(Element data from apps and pages)
● ● ●
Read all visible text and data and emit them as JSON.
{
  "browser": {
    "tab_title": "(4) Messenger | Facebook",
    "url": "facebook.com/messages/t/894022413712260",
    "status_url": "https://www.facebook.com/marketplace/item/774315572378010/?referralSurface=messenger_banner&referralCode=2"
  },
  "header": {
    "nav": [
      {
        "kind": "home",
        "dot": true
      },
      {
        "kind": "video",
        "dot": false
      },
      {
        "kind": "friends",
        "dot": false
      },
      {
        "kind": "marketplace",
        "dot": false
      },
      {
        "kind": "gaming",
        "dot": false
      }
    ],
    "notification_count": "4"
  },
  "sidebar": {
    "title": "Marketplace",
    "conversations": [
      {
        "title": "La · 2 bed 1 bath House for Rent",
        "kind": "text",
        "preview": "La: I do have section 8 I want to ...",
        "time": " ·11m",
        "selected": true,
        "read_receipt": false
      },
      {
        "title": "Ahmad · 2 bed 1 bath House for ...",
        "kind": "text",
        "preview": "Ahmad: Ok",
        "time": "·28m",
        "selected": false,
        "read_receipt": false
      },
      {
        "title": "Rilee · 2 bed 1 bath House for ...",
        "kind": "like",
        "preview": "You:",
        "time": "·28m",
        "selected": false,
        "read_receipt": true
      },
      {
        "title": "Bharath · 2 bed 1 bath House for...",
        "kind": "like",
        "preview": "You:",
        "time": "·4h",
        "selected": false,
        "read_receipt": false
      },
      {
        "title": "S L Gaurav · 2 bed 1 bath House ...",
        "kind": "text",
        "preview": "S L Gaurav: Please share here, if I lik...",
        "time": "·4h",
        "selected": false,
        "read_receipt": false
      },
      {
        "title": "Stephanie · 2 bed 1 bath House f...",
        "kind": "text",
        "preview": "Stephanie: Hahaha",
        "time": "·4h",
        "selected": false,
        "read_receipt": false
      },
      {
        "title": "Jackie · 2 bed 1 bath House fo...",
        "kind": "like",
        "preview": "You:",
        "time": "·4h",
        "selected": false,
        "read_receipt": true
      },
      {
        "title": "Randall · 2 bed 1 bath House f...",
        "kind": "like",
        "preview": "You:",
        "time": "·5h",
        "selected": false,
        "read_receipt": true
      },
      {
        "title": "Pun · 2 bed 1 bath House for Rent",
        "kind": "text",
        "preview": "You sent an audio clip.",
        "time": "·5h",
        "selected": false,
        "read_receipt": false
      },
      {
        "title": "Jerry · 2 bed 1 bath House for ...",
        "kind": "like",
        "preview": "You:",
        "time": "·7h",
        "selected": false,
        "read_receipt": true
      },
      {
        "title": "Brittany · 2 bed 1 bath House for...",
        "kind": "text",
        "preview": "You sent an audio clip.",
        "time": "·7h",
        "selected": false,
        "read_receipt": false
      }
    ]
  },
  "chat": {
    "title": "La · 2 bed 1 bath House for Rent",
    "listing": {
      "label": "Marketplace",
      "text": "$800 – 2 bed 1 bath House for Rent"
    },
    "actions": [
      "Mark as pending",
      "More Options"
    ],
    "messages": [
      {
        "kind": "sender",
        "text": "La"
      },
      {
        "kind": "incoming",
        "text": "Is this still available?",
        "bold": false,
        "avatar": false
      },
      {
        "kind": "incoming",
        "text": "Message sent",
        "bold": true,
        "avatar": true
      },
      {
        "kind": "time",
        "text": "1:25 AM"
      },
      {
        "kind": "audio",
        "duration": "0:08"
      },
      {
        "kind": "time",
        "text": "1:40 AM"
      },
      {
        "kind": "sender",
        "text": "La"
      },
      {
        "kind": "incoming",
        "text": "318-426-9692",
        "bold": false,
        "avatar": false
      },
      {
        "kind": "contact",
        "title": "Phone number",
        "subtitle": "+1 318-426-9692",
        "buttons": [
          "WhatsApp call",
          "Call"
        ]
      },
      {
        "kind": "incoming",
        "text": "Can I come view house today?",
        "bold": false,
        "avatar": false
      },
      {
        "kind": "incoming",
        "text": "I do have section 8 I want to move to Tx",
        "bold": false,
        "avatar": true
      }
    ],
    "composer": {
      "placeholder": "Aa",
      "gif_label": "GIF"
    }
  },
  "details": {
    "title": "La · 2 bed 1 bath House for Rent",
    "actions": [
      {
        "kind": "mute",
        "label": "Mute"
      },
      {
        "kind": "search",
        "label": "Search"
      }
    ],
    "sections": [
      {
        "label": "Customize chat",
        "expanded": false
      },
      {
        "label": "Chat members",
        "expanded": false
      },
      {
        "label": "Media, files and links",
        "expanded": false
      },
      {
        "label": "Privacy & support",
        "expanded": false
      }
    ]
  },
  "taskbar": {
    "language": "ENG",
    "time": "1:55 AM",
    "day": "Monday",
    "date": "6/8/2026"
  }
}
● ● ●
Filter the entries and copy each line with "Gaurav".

        "title": "S L Gaurav · 2 bed 1 bath House ...",
        "preview": "S L Gaurav: Please share here, if I lik...",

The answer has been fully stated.